Neither team was particularly efficient, but the difference between Ohio State’s first half and its second half was noticeably different.
|Plays||Yards||YPP||Success Rate||Explosive Play|
|1st Half Totals||30||93||3.1||.200||1|
|Plays||Yards||YPP||Success Rate||Explosive Plays|
|2nd Half Totals||46||296||6.4||.500||4|
Successful plays are defined as follows: On first down – a gain of 50% of the yards needed to start the next set of downs, usually 5 yards. On Second down – a gain of 70% of the yards needed to move the chains. So on 2nd and 10, you need 7 yards. On third and fourth down a gain of 100% of the yards needed to make a first down.
In fact the first half was one of the worst halves of football since Clemson took us behind the woodshed in the 2016 College Football playoff.
Having success on first down is significant. It translates to easier second and third downs and makes it easier to keep the chains moving. Give credit to Penn State, they had a good game plan and were able to execute. The Buckeyes didn’t help matters either with some key drops and poor protection, but adjustments were made and things got moving again for the Ohio State offense.
Explosive plays are a problem, but the defense flashed moments of dominance.
There were periods of time when the Ohio State defense was absolutely dominant. The big gains happened, but if you look at what Penn State was able to do on their other 66 plays, it is hard not to be impressed.
Penn State managed just 156 yards on their other 66 plays, an average of 2.4 yards per play. Their success rate on those other plays: 19.7%. The 19.7% opponent success rate on non-explosive plays is the best of the season thus far, and it happened against one of the statistically best offenses in the country.
This wasn’t a bend-but-don’t-break performance. Rather, it was more of an “all or nothing” type of thing.
One of the other major factors to winning a football game is how well you finish drives.
|Pos||Avg Start||TD||FGA||FGM||Off. Pts||Pts /Dr||Dr Eff.||Sc. Chance||SC Eff.||Pts/ SC|
Ohio State held a slight advantage in drive efficiency. But the bigger issue was Penn State’s inability to convert their seven scoring chances into enough points. (A scoring chance is a drive where you have a first down inside your opponents 40-yard line). Three of Penn State’s scoring chances featured a punt, a missed field goal, and getting stopped on downs. That hurts.
Haskins Heisman Hype….
Each week we dedicate a section of this to Dwayne Haskins and his amazing abilities to throw a football to other people. Penn State turned up the pressure, the guys up front struggled a bit, and the Haskins Heisman Hype took a step backwards this week.

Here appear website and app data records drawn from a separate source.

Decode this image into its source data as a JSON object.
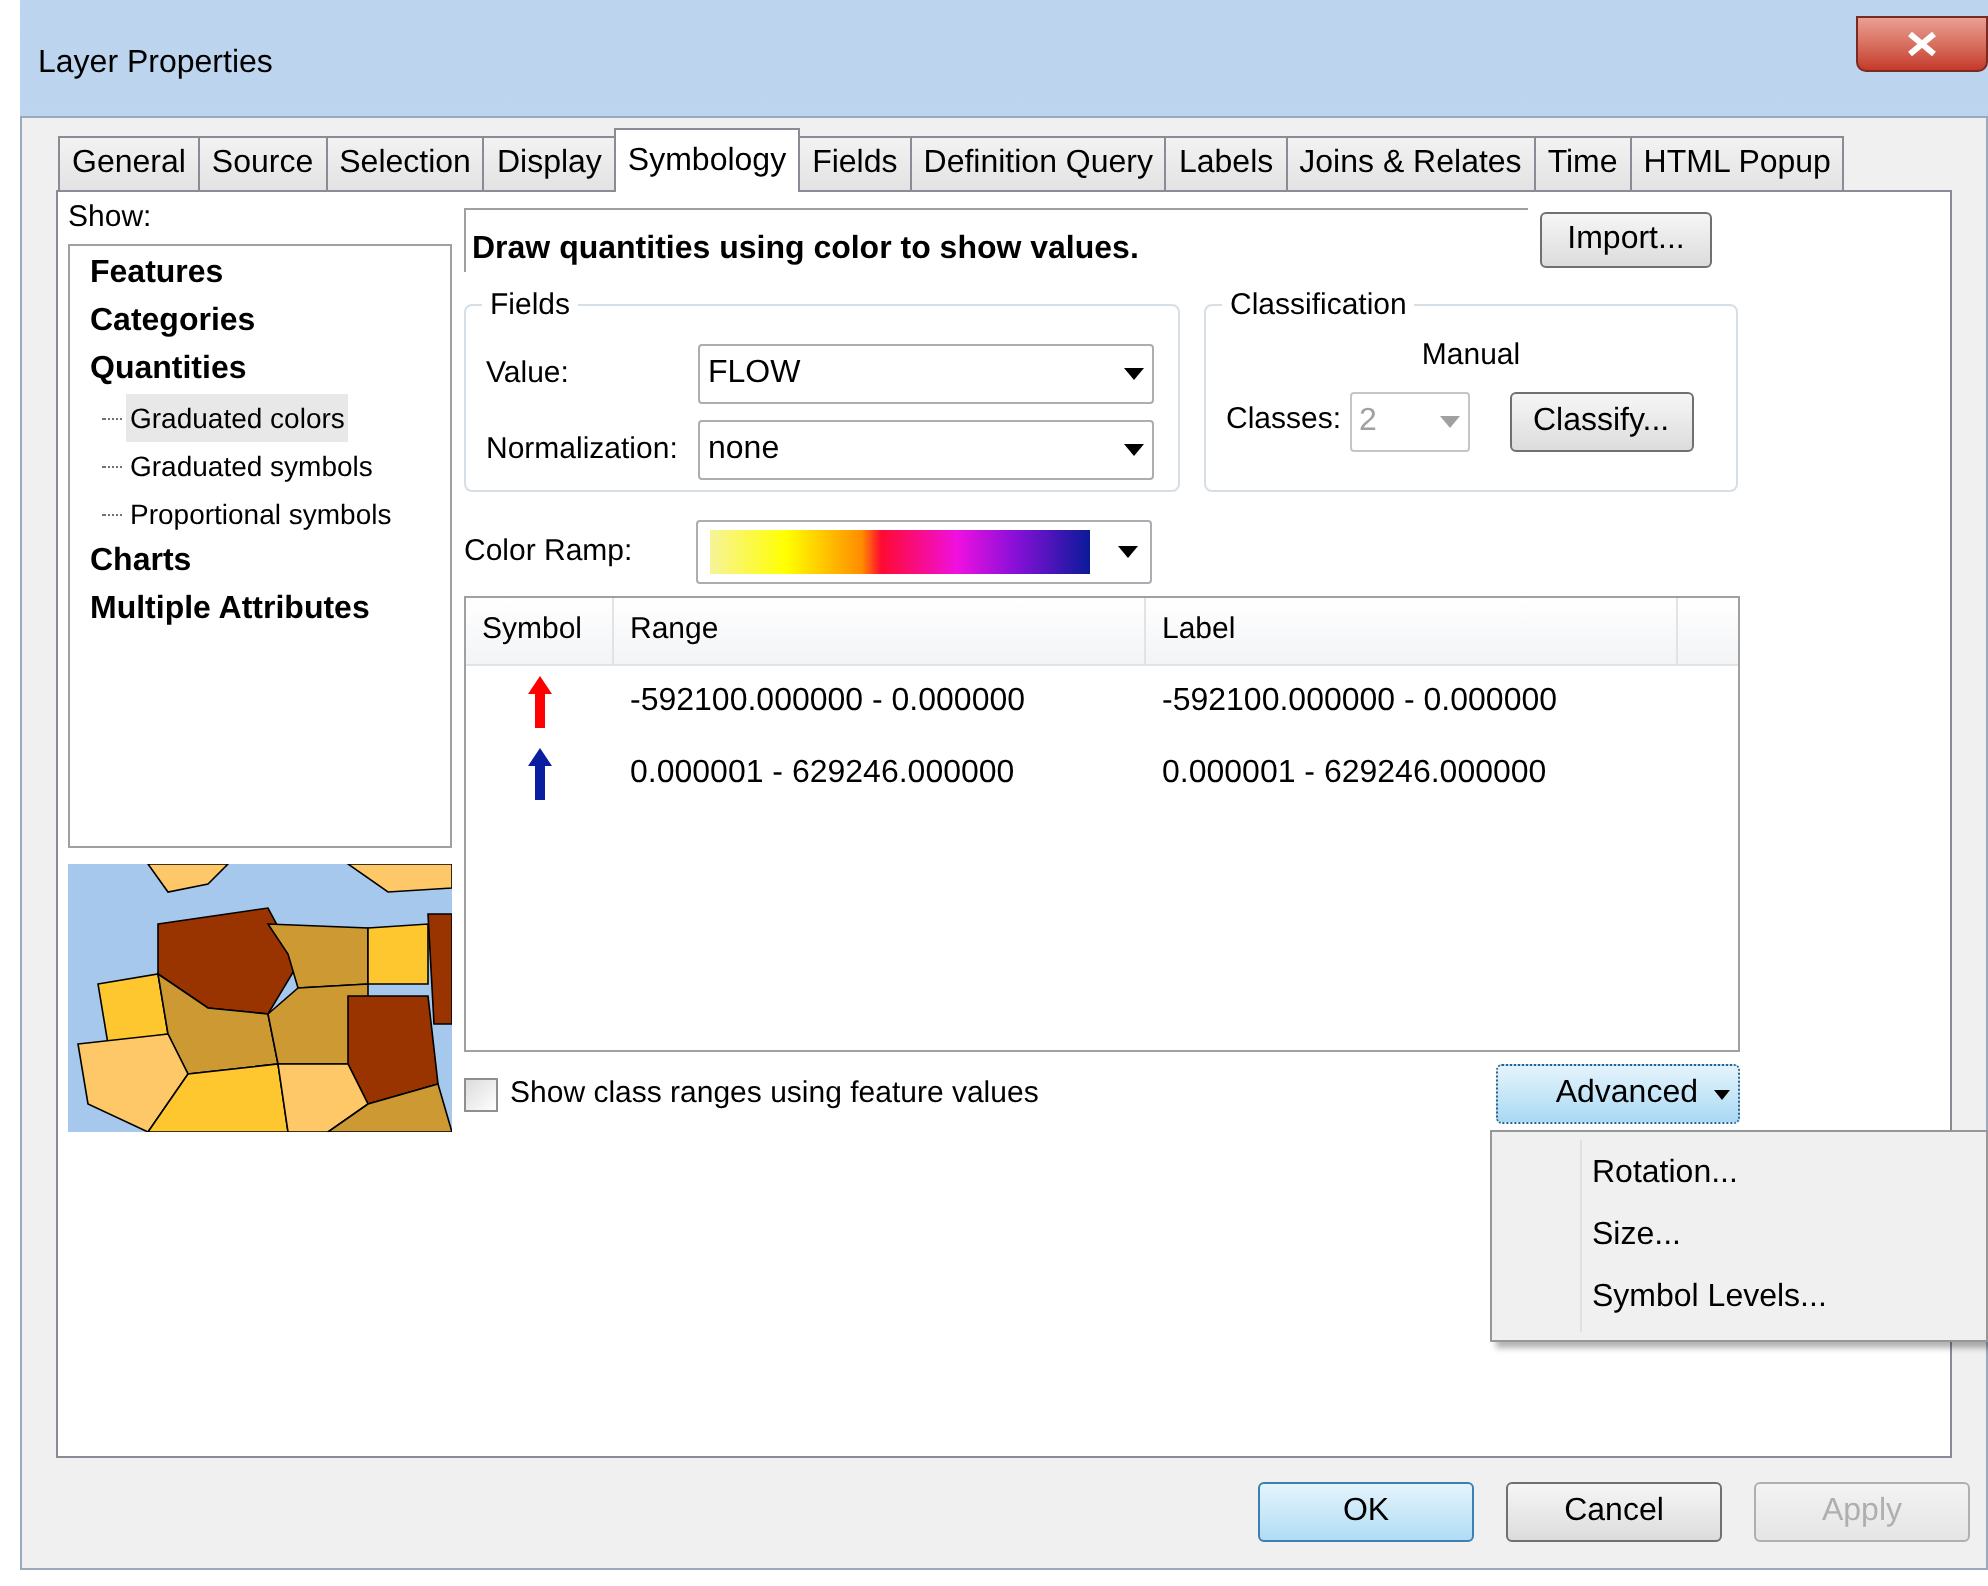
{
  "window": {
    "title": "Layer Properties"
  },
  "tabs": [
    {
      "label": "General",
      "selected": false
    },
    {
      "label": "Source",
      "selected": false
    },
    {
      "label": "Selection",
      "selected": false
    },
    {
      "label": "Display",
      "selected": false
    },
    {
      "label": "Symbology",
      "selected": true
    },
    {
      "label": "Fields",
      "selected": false
    },
    {
      "label": "Definition Query",
      "selected": false
    },
    {
      "label": "Labels",
      "selected": false
    },
    {
      "label": "Joins & Relates",
      "selected": false
    },
    {
      "label": "Time",
      "selected": false
    },
    {
      "label": "HTML Popup",
      "selected": false
    }
  ],
  "show": {
    "label": "Show:",
    "tree": [
      {
        "label": "Features",
        "selected": false
      },
      {
        "label": "Categories",
        "selected": false
      },
      {
        "label": "Quantities",
        "selected": false,
        "children": [
          {
            "label": "Graduated colors",
            "selected": true
          },
          {
            "label": "Graduated symbols",
            "selected": false
          },
          {
            "label": "Proportional symbols",
            "selected": false
          }
        ]
      },
      {
        "label": "Charts",
        "selected": false
      },
      {
        "label": "Multiple Attributes",
        "selected": false
      }
    ]
  },
  "description": "Draw quantities using color to show values.",
  "import_button": "Import...",
  "fields": {
    "title": "Fields",
    "value_label": "Value:",
    "value": "FLOW",
    "normalization_label": "Normalization:",
    "normalization": "none"
  },
  "classification": {
    "title": "Classification",
    "method": "Manual",
    "classes_label": "Classes:",
    "classes": "2",
    "classes_disabled": true,
    "classify_button": "Classify..."
  },
  "color_ramp": {
    "label": "Color Ramp:"
  },
  "table": {
    "columns": [
      "Symbol",
      "Range",
      "Label"
    ],
    "rows": [
      {
        "color": "#ff0000",
        "range": "-592100.000000 - 0.000000",
        "label": "-592100.000000 - 0.000000"
      },
      {
        "color": "#0a1ea0",
        "range": "0.000001 - 629246.000000",
        "label": "0.000001 - 629246.000000"
      }
    ]
  },
  "show_class_ranges": {
    "label": "Show class ranges using feature values",
    "checked": false
  },
  "advanced": {
    "label": "Advanced",
    "menu": [
      {
        "label": "Rotation..."
      },
      {
        "label": "Size..."
      },
      {
        "label": "Symbol Levels..."
      }
    ]
  },
  "buttons": [
    {
      "label": "OK",
      "kind": "default",
      "disabled": false
    },
    {
      "label": "Cancel",
      "kind": "normal",
      "disabled": false
    },
    {
      "label": "Apply",
      "kind": "normal",
      "disabled": true
    }
  ]
}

The numbers are still pretty incredible, but slightly more human like this week. The next few weeks could provide a boost to his numbers again.
Who got the ball last week?
Also a regular theme here is how are we spreading the ball to the people who can make plays. Here is the breakdown for Penn State.
|Chances||Pct of Chances||Yards||Pct of Yds||YPP|
|14 – Hill||8||42.11%||56||41.48%||7.00|
|21 – Campbell||11||57.89%||79||58.52%||7.18|
|7 – Haskins||4||100.00%||8||100.00%||2.00|
|2 – Dobbins||19||63.33%||118||67.82%||6.21|
|25 – Weber||11||36.67%||56||32.18%||5.09|
|13 – Berry||1||100.00%||0.00|
|9 – Victor||2||14.29%||55||64.71%||27.50|
|11 – Mack||7||50.00%||25||29.41%||3.57|
|80 – Saunders||2||14.29%||5||5.88%||2.50|
|83 – McLaurin||3||21.43%||0||0.00%||0.00|
Chances are targets and carries. It is where the ball was going or who had it when the play ended.
The H-Backs are weapons. Both K.J. Hill and Parris Campbell are making things happen when the ball is in their hands.
The next three opponents don’t look to pose the same challenge as the Lions, and two of the next three are in the friendly confines of Ohio Stadium.